Dogs Trust advises public against being #Dogfished

Dogs Trust is issuing advice to dog lovers on how to avoid being scammed into buying puppies which may not be what they seem, following a rise in demand for dogs during lockdown.

We are urging people to take the following steps to avoid being misled or "Dogfished" when buying a new puppy, as sellers can often falsify paperwork, offer discounts for a quick sale or lie about the health, age and breed of the dog.

Remember:

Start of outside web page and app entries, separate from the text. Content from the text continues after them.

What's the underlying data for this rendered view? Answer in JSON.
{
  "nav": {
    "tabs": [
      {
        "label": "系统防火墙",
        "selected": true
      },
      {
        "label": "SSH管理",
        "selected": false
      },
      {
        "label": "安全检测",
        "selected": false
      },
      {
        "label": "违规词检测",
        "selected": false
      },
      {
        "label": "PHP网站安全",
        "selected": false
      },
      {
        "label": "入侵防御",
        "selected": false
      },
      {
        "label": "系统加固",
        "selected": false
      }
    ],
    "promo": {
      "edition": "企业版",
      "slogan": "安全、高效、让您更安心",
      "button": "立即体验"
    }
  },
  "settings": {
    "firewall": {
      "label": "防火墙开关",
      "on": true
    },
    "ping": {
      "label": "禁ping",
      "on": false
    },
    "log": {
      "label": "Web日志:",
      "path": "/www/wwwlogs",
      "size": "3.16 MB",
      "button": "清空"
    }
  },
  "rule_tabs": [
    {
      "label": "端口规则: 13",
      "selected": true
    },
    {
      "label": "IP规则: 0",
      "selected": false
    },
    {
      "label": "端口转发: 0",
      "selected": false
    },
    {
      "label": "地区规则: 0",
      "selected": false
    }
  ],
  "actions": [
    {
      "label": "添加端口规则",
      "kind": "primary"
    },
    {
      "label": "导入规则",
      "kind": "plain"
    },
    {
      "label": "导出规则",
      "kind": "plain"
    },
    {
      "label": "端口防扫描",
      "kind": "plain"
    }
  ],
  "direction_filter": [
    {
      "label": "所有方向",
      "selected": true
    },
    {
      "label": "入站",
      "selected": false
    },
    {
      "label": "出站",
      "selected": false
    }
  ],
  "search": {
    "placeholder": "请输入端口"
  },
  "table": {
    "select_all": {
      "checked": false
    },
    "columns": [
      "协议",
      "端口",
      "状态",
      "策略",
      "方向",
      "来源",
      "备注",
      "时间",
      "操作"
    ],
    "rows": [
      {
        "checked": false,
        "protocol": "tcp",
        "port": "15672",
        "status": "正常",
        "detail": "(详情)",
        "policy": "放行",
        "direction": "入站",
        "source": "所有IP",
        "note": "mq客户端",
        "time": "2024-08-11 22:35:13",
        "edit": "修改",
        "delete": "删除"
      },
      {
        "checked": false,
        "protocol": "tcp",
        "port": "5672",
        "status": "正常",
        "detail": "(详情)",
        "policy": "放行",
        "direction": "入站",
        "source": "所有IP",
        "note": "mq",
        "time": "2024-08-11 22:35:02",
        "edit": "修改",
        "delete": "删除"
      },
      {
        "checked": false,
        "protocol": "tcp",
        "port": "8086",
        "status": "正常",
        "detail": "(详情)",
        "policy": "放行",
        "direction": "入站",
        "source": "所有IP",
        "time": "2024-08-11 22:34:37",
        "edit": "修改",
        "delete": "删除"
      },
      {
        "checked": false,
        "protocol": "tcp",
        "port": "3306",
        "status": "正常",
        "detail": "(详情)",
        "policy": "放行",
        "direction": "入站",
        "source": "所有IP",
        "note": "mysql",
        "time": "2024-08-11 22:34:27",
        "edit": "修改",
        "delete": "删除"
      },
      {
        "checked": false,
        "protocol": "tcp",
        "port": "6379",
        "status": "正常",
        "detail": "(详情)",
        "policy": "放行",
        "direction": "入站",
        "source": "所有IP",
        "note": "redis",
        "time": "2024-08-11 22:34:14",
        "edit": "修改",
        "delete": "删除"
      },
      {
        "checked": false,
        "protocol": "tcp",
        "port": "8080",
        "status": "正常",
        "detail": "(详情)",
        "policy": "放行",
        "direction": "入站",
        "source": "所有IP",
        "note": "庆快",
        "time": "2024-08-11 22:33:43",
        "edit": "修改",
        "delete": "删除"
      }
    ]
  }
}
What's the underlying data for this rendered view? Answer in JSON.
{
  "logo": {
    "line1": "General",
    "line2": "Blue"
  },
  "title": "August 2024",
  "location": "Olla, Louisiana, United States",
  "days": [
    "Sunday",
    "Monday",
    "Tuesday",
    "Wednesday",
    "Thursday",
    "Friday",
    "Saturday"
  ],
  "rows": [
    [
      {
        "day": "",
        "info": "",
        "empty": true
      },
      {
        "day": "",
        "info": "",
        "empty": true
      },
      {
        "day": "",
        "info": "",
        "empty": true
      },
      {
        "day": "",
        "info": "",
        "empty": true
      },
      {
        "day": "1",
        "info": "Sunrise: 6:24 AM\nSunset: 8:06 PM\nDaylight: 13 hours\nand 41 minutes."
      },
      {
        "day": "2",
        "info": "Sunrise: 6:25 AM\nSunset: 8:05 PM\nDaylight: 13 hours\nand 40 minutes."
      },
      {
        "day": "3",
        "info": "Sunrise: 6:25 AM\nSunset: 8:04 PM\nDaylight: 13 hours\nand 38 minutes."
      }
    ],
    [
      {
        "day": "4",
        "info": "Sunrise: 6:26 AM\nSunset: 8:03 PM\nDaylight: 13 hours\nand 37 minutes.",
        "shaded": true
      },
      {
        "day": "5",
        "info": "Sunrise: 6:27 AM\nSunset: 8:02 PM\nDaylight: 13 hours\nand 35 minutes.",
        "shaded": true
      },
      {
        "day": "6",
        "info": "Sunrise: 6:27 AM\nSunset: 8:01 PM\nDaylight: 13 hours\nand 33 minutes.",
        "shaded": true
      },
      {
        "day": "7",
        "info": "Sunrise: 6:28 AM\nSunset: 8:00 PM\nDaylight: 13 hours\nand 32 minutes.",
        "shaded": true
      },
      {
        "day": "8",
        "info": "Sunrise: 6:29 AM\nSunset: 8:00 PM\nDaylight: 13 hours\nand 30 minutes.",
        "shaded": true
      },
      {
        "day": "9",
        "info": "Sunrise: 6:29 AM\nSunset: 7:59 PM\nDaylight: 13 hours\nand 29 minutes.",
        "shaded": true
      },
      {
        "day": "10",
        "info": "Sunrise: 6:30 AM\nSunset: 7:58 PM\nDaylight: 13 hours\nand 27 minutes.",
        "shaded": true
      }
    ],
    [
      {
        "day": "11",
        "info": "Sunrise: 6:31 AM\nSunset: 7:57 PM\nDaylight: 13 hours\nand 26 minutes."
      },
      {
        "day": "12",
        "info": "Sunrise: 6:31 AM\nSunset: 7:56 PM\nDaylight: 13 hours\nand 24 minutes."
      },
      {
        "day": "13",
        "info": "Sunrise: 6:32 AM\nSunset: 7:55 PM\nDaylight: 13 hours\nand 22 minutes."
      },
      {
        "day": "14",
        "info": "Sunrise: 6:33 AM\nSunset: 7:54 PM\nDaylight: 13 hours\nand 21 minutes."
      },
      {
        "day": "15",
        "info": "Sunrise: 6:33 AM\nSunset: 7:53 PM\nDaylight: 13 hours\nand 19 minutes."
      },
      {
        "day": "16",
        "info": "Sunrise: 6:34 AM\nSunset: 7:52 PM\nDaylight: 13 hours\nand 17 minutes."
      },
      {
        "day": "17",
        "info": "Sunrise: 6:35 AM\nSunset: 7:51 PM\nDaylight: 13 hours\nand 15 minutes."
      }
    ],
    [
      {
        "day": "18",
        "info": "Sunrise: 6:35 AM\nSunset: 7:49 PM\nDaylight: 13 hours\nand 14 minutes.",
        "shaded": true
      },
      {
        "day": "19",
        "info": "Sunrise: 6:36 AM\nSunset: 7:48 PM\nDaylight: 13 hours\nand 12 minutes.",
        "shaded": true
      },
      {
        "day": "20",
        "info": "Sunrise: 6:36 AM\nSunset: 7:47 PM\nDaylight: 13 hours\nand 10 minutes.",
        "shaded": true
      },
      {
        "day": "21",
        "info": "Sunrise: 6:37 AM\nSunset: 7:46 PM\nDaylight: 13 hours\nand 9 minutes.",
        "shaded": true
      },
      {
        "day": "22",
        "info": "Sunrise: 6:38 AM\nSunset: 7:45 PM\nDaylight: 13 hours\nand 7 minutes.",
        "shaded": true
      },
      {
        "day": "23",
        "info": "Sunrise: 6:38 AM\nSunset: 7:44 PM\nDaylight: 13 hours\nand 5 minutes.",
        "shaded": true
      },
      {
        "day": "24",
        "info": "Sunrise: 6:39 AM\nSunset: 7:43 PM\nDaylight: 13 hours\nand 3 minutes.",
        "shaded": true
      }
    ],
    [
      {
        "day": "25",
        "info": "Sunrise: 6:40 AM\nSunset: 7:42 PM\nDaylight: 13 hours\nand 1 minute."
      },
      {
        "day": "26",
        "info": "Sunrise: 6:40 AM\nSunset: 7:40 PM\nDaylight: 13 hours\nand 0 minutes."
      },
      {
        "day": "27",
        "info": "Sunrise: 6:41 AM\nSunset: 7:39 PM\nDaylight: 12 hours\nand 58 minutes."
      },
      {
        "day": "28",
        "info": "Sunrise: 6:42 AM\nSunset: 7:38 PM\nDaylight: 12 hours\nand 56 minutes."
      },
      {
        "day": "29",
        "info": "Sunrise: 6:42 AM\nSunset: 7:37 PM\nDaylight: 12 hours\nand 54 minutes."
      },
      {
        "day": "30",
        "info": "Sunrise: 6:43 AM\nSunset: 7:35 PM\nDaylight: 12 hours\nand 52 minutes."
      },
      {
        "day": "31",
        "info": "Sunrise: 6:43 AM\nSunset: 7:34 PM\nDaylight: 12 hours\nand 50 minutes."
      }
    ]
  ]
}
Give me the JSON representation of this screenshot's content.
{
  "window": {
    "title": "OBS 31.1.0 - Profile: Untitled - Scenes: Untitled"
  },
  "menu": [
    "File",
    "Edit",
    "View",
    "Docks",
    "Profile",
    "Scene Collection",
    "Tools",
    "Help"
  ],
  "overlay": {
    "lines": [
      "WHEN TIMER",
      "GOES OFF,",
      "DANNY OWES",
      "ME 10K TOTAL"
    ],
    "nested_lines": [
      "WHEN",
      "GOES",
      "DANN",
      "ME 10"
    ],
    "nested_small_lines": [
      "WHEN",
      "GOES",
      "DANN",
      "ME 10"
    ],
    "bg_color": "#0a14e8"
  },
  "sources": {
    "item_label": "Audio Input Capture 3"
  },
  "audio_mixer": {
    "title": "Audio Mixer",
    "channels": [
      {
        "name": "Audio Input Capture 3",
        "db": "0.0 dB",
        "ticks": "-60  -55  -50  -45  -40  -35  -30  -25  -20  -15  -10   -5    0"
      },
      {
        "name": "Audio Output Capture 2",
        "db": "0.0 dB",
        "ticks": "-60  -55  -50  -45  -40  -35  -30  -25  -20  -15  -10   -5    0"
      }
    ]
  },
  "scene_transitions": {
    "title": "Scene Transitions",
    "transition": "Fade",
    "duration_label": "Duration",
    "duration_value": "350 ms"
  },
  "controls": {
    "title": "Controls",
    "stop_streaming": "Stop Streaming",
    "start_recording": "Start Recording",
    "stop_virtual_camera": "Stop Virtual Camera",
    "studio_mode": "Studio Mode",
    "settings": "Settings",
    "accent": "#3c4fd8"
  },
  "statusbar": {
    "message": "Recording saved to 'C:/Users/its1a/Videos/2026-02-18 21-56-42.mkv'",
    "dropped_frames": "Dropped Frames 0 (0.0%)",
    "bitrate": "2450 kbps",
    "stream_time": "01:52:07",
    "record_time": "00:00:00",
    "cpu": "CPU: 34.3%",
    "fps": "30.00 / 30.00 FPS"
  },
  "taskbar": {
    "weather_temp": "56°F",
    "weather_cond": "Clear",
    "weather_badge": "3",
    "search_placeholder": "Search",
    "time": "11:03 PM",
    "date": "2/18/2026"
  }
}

  • Always see puppy and mum together at their home and make sure to visit more than once.
  • Ask lots of questions and make sure you see all vital paperwork, such as a puppy contract – which gives lots of information about their parents, breed, health, diet, the puppy’s experiences and more.
  • If you have any doubts or feel pressured to buy, as hard as it may be, walk away and report the seller.
  • For more information and advice about how to avoid being misled when buying a puppy advertised online, search ‘Dogfished’ or visit www.dogstrust.org.uk/dogfished

Millions of us are working from home and Google searches for ‘buy a puppy’ increased by 120% in the month after lockdown was announced on 23 March. ‘Adopt a puppy’ saw an even bigger rise of 133% in online searches, according to data from Propellernet.

Owen Sharp, Chief Executive at Dogs Trust, said: 

"People think they are getting a healthy, happy puppy but behind the curtain lurks the dark depths of the puppy smuggling trade and deceitful sellers who put profits before animal welfare.

"Many of these poor puppies suffer significant health conditions or lifelong behavioural challenges, and sadly some don’t survive, leaving their buyers helpless and heartbroken – as well as out of pocket.

"We want to advise the public on the action they can take to avoid being ‘dogfished’. Always see puppy and mum together at their home, ask lots of questions, check vital paperwork, and make sure to visit more than once. If it seems too good to be true, as hard as it is, walk away and report the seller."   

For more information about the Don’t Be Dogfished campaign and advice about how to avoid being misled when buying a puppy advertised online, search ‘Dogfished’ or visit www.dogstrust.org.uk/dogfished